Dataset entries
══════
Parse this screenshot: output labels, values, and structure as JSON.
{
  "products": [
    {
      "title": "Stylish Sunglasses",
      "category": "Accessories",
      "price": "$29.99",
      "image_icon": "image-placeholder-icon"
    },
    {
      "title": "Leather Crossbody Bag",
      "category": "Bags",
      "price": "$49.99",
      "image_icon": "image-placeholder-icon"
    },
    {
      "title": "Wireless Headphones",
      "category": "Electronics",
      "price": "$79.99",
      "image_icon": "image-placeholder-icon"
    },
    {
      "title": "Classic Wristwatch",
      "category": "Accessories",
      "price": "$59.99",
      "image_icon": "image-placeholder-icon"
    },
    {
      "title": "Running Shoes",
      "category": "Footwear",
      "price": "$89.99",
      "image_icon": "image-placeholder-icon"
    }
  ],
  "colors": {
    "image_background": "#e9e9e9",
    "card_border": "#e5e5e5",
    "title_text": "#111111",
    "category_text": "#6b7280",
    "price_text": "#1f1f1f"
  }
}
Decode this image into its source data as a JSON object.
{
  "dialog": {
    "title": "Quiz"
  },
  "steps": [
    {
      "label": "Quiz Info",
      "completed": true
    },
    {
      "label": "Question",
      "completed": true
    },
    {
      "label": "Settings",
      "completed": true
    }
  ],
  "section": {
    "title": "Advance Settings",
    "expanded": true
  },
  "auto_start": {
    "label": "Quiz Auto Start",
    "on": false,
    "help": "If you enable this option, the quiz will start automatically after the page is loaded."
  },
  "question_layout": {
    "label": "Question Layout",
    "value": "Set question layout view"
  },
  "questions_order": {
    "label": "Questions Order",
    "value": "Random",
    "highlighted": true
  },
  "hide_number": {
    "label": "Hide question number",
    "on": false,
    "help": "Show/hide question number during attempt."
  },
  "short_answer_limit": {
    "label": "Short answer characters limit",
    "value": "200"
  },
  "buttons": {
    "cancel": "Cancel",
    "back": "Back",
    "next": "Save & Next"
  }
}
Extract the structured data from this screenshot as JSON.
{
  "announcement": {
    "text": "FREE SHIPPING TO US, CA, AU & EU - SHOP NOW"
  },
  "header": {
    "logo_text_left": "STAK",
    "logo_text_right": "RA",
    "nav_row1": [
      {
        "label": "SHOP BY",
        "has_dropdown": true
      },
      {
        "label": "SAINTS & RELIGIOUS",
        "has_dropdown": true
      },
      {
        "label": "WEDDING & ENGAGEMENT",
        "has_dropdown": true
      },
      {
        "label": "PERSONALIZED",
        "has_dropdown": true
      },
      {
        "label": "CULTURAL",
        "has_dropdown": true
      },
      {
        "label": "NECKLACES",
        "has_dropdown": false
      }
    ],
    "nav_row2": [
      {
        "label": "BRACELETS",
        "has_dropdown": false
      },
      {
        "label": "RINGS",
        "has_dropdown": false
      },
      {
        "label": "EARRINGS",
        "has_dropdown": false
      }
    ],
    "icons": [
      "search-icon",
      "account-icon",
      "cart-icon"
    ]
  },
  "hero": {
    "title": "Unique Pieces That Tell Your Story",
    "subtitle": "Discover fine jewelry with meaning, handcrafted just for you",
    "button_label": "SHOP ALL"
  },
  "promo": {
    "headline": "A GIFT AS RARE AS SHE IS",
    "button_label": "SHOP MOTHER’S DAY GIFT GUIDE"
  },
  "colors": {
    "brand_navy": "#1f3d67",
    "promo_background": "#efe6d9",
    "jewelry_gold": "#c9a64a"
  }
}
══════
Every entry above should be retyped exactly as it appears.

Parse this screenshot: output labels, values, and structure as JSON.
{
  "products": [
    {
      "title": "Stylish Sunglasses",
      "category": "Accessories",
      "price": "$29.99",
      "image_icon": "image-placeholder-icon"
    },
    {
      "title": "Leather Crossbody Bag",
      "category": "Bags",
      "price": "$49.99",
      "image_icon": "image-placeholder-icon"
    },
    {
      "title": "Wireless Headphones",
      "category": "Electronics",
      "price": "$79.99",
      "image_icon": "image-placeholder-icon"
    },
    {
      "title": "Classic Wristwatch",
      "category": "Accessories",
      "price": "$59.99",
      "image_icon": "image-placeholder-icon"
    },
    {
      "title": "Running Shoes",
      "category": "Footwear",
      "price": "$89.99",
      "image_icon": "image-placeholder-icon"
    }
  ],
  "colors": {
    "image_background": "#e9e9e9",
    "card_border": "#e5e5e5",
    "title_text": "#111111",
    "category_text": "#6b7280",
    "price_text": "#1f1f1f"
  }
}
Decode this image into its source data as a JSON object.
{
  "dialog": {
    "title": "Quiz"
  },
  "steps": [
    {
      "label": "Quiz Info",
      "completed": true
    },
    {
      "label": "Question",
      "completed": true
    },
    {
      "label": "Settings",
      "completed": true
    }
  ],
  "section": {
    "title": "Advance Settings",
    "expanded": true
  },
  "auto_start": {
    "label": "Quiz Auto Start",
    "on": false,
    "help": "If you enable this option, the quiz will start automatically after the page is loaded."
  },
  "question_layout": {
    "label": "Question Layout",
    "value": "Set question layout view"
  },
  "questions_order": {
    "label": "Questions Order",
    "value": "Random",
    "highlighted": true
  },
  "hide_number": {
    "label": "Hide question number",
    "on": false,
    "help": "Show/hide question number during attempt."
  },
  "short_answer_limit": {
    "label": "Short answer characters limit",
    "value": "200"
  },
  "buttons": {
    "cancel": "Cancel",
    "back": "Back",
    "next": "Save & Next"
  }
}
Extract the structured data from this screenshot as JSON.
{
  "announcement": {
    "text": "FREE SHIPPING TO US, CA, AU & EU - SHOP NOW"
  },
  "header": {
    "logo_text_left": "STAK",
    "logo_text_right": "RA",
    "nav_row1": [
      {
        "label": "SHOP BY",
        "has_dropdown": true
      },
      {
        "label": "SAINTS & RELIGIOUS",
        "has_dropdown": true
      },
      {
        "label": "WEDDING & ENGAGEMENT",
        "has_dropdown": true
      },
      {
        "label": "PERSONALIZED",
        "has_dropdown": true
      },
      {
        "label": "CULTURAL",
        "has_dropdown": true
      },
      {
        "label": "NECKLACES",
        "has_dropdown": false
      }
    ],
    "nav_row2": [
      {
        "label": "BRACELETS",
        "has_dropdown": false
      },
      {
        "label": "RINGS",
        "has_dropdown": false
      },
      {
        "label": "EARRINGS",
        "has_dropdown": false
      }
    ],
    "icons": [
      "search-icon",
      "account-icon",
      "cart-icon"
    ]
  },
  "hero": {
    "title": "Unique Pieces That Tell Your Story",
    "subtitle": "Discover fine jewelry with meaning, handcrafted just for you",
    "button_label": "SHOP ALL"
  },
  "promo": {
    "headline": "A GIFT AS RARE AS SHE IS",
    "button_label": "SHOP MOTHER’S DAY GIFT GUIDE"
  },
  "colors": {
    "brand_navy": "#1f3d67",
    "promo_background": "#efe6d9",
    "jewelry_gold": "#c9a64a"
  }
}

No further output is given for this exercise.